As you narrow down your list of candidates, job descriptions are the first filter point. An effective description will encourage qualified professionals to apply and weed out applicants who are wholly unqualified.
Try not to rush your job descriptions, and keep these tips in mind as you develop descriptions for new positions:
Spend some time on the job title
If there's one part of a job description that should be a given, it's the title. Isn't a job's title set in stone? In fact, job titles can become antiquated or irrelevant over time as the responsibilities of the position change. For instance, a position that was created more than a decade ago is probably not performed in the same manner today. With emerging technologies and optimized operations, titles may lose their accuracy over time, and should be audited regularly.
In some industries, such as the tech field, it's common for employers to create 'fun' or informal job titles: A programmer becomes a code ninja - a marketer becomes a brand evangelist. Though these quirky titles may make the positions seem more interesting to a subset of applicants, they will cause another set of candidates to look elsewhere. Try to keep job titles unambiguous.
Showcase your employer brand
Employer brand is extremely important for attracting quality talent. Professionals who understand their value as employees won't sell their skills, talent and labor for anything less than it is worth. As part of the hiring process, recruiters need to be able to first establish a dollar figure to represent that value, then determine if the organization can afford it. A strong employer brand gives the organization an advantage.

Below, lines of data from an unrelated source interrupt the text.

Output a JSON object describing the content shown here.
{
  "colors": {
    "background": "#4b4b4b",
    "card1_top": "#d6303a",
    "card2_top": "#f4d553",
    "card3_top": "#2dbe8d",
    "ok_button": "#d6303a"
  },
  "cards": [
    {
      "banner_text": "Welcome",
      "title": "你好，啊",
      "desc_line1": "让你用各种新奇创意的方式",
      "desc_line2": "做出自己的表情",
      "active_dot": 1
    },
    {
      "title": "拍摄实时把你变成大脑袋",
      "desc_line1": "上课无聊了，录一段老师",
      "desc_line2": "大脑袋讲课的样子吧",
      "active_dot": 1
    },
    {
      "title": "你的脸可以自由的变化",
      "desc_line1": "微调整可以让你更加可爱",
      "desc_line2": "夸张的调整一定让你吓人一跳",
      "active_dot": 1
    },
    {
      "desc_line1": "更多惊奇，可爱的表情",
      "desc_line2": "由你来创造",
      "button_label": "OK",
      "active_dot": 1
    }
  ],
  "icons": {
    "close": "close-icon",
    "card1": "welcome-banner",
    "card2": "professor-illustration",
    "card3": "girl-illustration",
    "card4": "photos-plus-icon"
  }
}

For example, if a candidate views the organization as a great place to work - may it offer free meals or excellent health insurance - he or she may be willing to accept a lower salary. In fact, 77 percent of millennial job seekers look for perks like flexible hours when pursuing a new position, according to research from Bentley University.
Keep language clear, concise and neutral
Job seekers apply to a lot of positions throughout their searches. According to the Balance Careers, it can take six months or more to even land an interview. In other words, the people reading your job descriptions are probably tired of reading them.
"In order to keep a candidate engaged in your job posting, don't be afraid to be creative and add a little individuality," says Huy Pham, Recruiting Manager for Beacon Hill's Technologies Division in Denver. "Introducing your ad with a question, such as 'are you tired of just being a coder?', accomplishes two goals – 1) it addresses the candidate's reason for looking and 2) it injects some personality into the description, revealing a little information about who you are as a company."
Keep the language in your descriptions clear and concise to ensure that the most important information is easy to spot. Use bulleted lists to display the job's benefits, responsibilities and requirements. Meanwhile, try to keep the language as gender-neutral as possible. After you write the description, show it to a few people familiar with the position to get their feedback.
Show applicants how the position can grow
People desire more than just a place where they can collect a paycheck. Skilled workers want to see how they will be able to grow in a position. If the job looks like a dead end, many candidates may not even consider it.
Use a few sentences of your descriptions to describe potential career tracks. This will show job seekers that employees at your organization are valued not only for what they can do today, but also for their potential.
Writing an effective job description is one of the first steps to finding the perfect hire. To fully optimize hiring at your organization, connect with the experts at Beacon Hill Staffing Group today.
This content is brought to you by the Marketing Team at Beacon Hill Staffing Group.